--- START ---
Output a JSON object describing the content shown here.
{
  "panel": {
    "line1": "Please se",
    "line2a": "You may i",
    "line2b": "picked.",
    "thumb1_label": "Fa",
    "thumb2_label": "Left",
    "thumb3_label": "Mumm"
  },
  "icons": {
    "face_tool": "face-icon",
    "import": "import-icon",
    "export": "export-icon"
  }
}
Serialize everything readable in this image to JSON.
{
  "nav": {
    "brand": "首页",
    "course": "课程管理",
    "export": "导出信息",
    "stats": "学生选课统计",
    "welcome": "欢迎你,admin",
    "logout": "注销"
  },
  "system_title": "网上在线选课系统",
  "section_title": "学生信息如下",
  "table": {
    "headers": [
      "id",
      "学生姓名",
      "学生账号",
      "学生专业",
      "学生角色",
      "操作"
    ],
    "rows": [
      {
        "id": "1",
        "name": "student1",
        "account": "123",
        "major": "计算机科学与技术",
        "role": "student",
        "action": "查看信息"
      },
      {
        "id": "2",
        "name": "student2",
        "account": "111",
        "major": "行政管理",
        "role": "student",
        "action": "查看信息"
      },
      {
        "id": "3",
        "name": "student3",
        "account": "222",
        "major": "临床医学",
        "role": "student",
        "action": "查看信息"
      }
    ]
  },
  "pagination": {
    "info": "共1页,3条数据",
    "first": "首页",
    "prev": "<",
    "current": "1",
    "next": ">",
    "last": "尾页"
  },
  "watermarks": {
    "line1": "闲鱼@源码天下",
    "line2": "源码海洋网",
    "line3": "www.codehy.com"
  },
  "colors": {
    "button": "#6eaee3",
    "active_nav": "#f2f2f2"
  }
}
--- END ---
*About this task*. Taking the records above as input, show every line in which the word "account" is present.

*Expected answer*.
        "account": "123",
        "account": "111",
        "account": "222",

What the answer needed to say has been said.